In this book Kennedy chose eight of his historical colleagues to profile for their acts of astounding integrity in the face of overwhelming opposition. These heroes, coming from different junctures in our nation’s history, include John Quincy Adams, Daniel Webster, Thomas Hart Benton, and Robert A. Taft.
Now, a half-century later, the book remains a moving, powerful, and relevant testament to the indomitable national spirit and an unparalleled celebration of that most noble of human virtues. It resounds with timeless lessons on the most cherished of virtues and is a powerful reminder of the strength of the human spirit. Profiles in Courage is as Robert Kennedy states in the foreword: “not just stories of the past but a book of hope and confidence for the future. What happens to the country, to the world, depends on what we do with what others have left us."
Along with vintage photographs and an extensive author biography, this book features Kennedy's correspondence about the writing project, contemporary reviews, a letter from Ernest Hemingway, and two rousing speeches from recipients of the Profile in Courage Award. Introduction by John F. Kennedy’s daughter Caroline Kennedy, forward by John F. Kennedy’s brother Robert F. Kennedy.
American democracy was never supposed to give the nation a president like Donald Trump. We have never had a president who gave rise to such widespread alarm about his lack of commitment to the institutions of self-government, to the norms democracy requires, and to the need for basic knowledge about how government works. We have never had a president who raises profound questions about his basic competence and his psychological capacity to take on the most challenging political office in the world.
Yet if Trump is both a threat to our democracy and a product of its weaknesses, the citizen activism he has inspired is the antidote. The reaction to the crisis created by Trump’s presidency can provide the foundation for an era of democratic renewal and vindicate our long experiment in self-rule.

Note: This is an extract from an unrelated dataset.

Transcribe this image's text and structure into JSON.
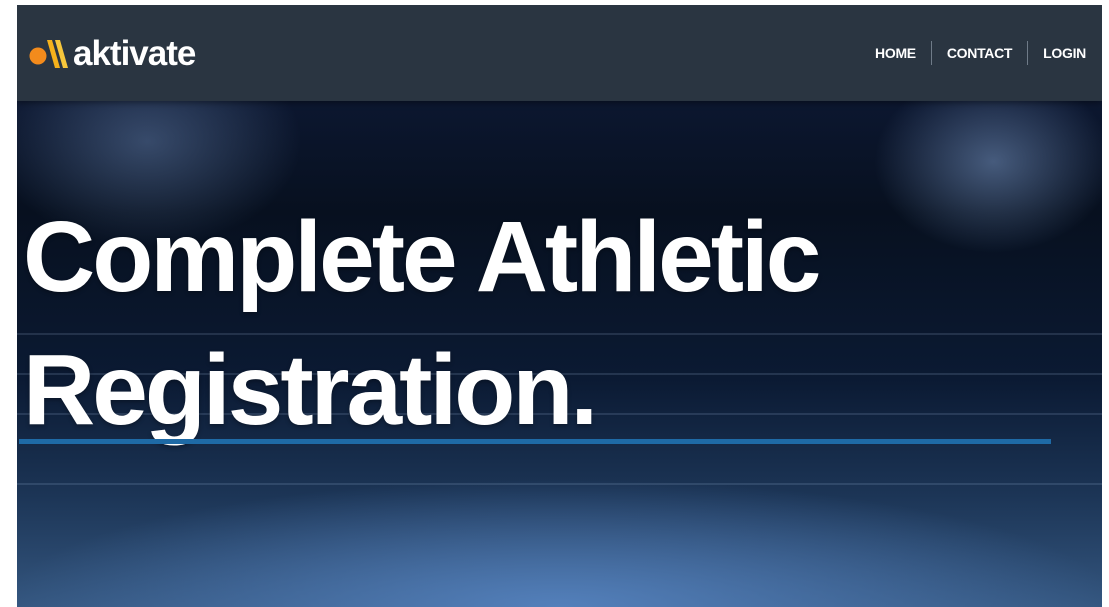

The award-winning authors of One Nation After Trump explain Trump’s rise and the danger his administration poses to our free institutions. They also offer encouragement to the millions of Americans now experiencing a new sense of citizenship and engagement and argue that our nation needs a unifying alternative to Trump’s dark and divisive brand of politics—an alternative rooted in a New Economy, a New Patriotism, a New Civil Society, and a New Democracy. One Nation After Trump is the essential book for our era, an unsparing assessment of the perils facing the United States and an inspiring roadmap for how we can reclaim the future.